Page and application data records:

==========

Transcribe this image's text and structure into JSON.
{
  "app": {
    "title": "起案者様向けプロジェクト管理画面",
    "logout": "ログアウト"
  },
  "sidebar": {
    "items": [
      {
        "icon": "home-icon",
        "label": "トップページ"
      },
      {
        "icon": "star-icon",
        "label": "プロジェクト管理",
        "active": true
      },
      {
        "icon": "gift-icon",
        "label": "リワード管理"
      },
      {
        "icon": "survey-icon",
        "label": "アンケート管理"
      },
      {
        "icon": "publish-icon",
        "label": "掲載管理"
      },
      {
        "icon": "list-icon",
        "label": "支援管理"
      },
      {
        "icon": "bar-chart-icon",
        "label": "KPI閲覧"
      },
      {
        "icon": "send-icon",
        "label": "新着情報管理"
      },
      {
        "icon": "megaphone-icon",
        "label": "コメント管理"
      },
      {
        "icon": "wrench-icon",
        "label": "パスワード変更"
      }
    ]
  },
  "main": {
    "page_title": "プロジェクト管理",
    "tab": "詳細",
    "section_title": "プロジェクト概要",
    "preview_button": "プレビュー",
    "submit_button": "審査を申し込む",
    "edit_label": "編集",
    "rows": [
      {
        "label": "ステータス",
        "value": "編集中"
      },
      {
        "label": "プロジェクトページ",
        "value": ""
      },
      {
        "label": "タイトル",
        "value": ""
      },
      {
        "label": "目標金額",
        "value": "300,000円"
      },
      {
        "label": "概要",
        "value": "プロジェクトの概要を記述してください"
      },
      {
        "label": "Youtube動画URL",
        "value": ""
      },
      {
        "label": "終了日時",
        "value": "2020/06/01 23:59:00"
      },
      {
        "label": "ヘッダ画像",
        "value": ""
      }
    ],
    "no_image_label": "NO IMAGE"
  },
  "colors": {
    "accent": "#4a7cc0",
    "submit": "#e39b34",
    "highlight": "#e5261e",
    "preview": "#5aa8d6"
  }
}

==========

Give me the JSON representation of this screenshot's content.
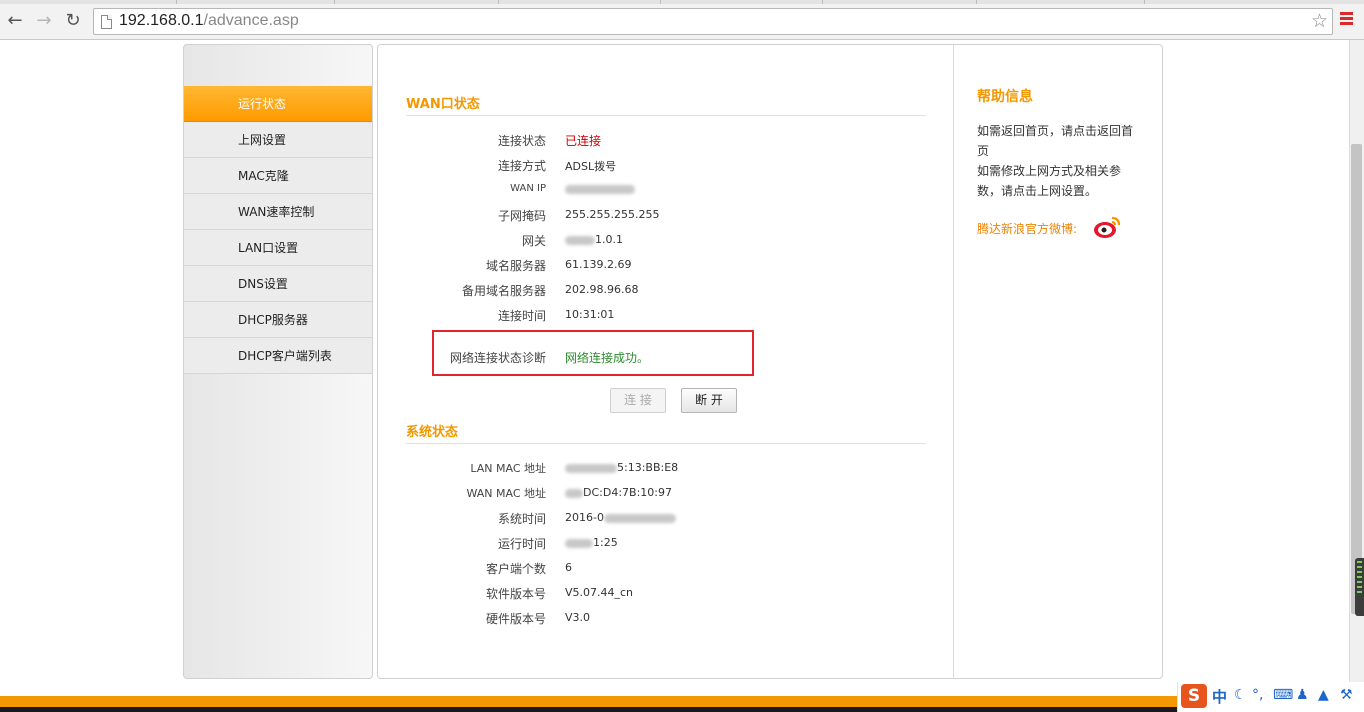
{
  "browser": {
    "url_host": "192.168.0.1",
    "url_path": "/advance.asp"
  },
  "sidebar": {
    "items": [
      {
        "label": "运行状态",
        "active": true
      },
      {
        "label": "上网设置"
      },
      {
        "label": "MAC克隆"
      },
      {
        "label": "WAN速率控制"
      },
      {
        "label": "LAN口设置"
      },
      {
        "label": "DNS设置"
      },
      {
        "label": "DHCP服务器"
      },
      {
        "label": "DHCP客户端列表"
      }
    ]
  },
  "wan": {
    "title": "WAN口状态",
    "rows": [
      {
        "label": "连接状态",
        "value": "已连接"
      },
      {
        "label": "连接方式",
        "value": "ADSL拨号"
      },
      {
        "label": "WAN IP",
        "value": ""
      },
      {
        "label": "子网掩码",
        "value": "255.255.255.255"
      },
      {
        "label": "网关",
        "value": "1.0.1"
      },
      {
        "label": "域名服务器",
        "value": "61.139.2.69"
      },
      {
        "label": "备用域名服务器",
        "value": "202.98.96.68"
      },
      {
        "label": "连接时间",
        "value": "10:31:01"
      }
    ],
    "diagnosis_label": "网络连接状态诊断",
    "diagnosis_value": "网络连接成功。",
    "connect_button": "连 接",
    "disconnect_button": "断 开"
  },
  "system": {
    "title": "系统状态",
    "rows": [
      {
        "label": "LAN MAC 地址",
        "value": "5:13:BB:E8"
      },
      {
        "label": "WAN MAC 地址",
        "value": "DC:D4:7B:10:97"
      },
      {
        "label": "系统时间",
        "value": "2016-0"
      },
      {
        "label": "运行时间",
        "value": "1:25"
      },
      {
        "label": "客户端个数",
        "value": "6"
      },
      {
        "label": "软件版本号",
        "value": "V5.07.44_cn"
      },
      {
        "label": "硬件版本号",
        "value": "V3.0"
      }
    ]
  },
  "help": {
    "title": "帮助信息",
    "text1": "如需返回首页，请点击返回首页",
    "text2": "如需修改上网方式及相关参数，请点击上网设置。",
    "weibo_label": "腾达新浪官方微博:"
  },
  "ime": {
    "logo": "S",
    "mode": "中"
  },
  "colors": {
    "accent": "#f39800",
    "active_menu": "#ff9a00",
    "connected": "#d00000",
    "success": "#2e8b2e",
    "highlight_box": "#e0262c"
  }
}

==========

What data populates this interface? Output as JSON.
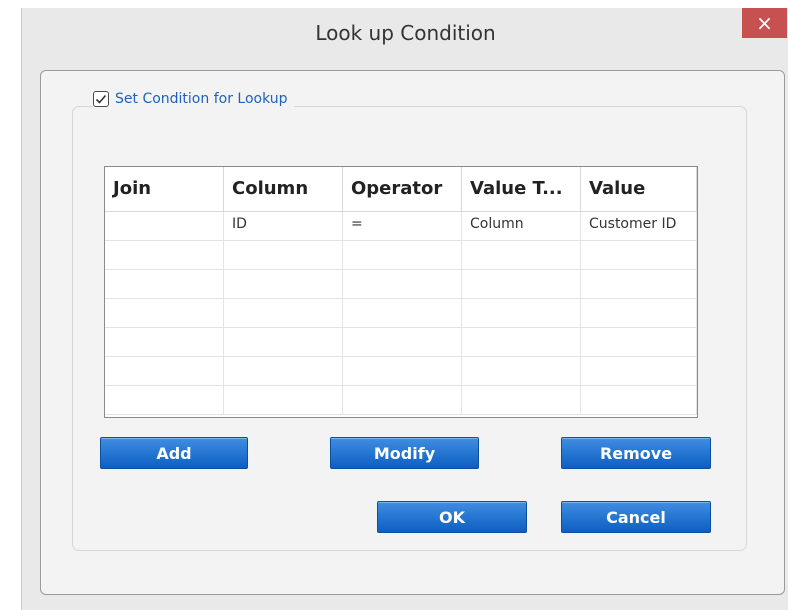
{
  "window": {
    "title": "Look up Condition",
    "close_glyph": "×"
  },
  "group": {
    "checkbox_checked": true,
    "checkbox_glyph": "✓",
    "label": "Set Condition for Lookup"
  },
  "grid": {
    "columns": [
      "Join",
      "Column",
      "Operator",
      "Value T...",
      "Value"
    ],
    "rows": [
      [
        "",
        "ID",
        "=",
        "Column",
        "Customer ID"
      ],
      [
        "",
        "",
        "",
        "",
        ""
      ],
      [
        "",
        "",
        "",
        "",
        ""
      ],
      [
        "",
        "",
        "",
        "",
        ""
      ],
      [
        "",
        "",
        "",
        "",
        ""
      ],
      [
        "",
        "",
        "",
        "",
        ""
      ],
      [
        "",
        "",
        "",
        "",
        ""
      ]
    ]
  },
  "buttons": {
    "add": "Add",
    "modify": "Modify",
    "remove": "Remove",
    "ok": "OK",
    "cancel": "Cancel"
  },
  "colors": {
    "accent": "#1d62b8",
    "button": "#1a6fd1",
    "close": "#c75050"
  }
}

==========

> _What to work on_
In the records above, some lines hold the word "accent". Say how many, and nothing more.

> _Expected output_
3